25 Nov 2017
Live Post
PV Sindhu Enters Quarter-final of Hong Kong Open Super Series
Padmavati cleared for Dec 1 release in Britain, SC allows advocate to file fresh plea
Bharti family pledges Rs 7000 crore towards philanthropy
Indian Navy gets its first woman pilot, 3 women NAI officers
Colonel arrested for raping Lt- Colonel's daughter in Shimla
Pradyuman murder case: Ashok was beaten, tortured and sedated to force his confession, claims wife
Election Commission grants 'two leaves' symbol to unified AIADMK

ZEEL implements same language subtitling on Marathi channels

MUMBAI: Zee Entertainment Enterprises Ltd (ZEEL), in association with USAID, PlanetRead and the Indian Institute of Management Ahmedabad (IIM A), has implemented same language subtitling (SLS) on its leading regional channels Zee Talkies and Zee Marathi. The aim is to improve the basic functional reading competency of children in Maharashtra.

The initiative is in line with the Ministry of Human Resource Development’s Sarva Shiksha Abhiyan (SSA) – ‘Padhe Bharat Badhe Bharat’.

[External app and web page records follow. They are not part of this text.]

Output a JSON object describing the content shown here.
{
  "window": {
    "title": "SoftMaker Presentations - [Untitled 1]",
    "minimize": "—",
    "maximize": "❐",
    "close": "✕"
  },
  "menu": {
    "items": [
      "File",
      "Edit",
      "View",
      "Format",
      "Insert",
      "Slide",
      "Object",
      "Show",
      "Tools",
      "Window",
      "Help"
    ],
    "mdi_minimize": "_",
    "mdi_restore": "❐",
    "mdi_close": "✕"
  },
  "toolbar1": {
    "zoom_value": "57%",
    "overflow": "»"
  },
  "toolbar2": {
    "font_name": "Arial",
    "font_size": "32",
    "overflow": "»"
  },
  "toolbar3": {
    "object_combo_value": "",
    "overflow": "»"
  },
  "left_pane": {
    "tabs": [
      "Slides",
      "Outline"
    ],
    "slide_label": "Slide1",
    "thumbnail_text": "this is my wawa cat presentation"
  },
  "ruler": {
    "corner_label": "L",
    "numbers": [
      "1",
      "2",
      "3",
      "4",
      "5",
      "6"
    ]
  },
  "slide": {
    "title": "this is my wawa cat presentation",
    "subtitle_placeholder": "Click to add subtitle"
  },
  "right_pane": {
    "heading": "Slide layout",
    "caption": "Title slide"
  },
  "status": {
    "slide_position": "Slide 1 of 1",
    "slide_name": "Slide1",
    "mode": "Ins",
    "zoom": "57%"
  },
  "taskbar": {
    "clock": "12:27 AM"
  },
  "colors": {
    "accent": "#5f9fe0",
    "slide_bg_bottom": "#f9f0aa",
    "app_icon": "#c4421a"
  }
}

ZEEL MD and CEO Punit Goenka said, “Television, being an effective medium of mass communication, is an excellent platform for children to improve their reading skills. We at Zee have undertaken this pilot project of same language subtitling on our regional channels, Zee Talkies and Zee Marathi with the objective of improving literacy in children in Maharashtra. Over the span of two years, SLS has been activated for songs in over 250 frequently aired movies in our library. Seeing the successful results of this study, we plan to extend this project to our other channels, as well.”

IIM Ahmedabad professor and co-author of the SLS report Brij Kothari stated, “In the pilot project, for nearly two years, from June 2013 to May 2015, same language subtitling (SLS) was added on all the songs of 10 weekly Marathi movies telecast in prime time on Zee Talkies. The song-subtitled movies were further repeat-telecast in other slots on Zee Talkies and Zee Marathi. Together, this resulted in an unprecedented scale up of SLS in Maharashtra, far more than the project had even planned for or anticipated. The study has shown tremendous impact on school children’s reading skills, especially in Classes I–III, with the results showing 10–14 per cent more children becoming good readers in each grade.”

Conceived in 1996, SLS is the idea of subtitling mainstream TV content in the same language as the audio. Research studies have found that SLS causes automatic reading engagement among viewers. Especially on song-based content, regular SLS exposure is known to contribute to reading skill improvement.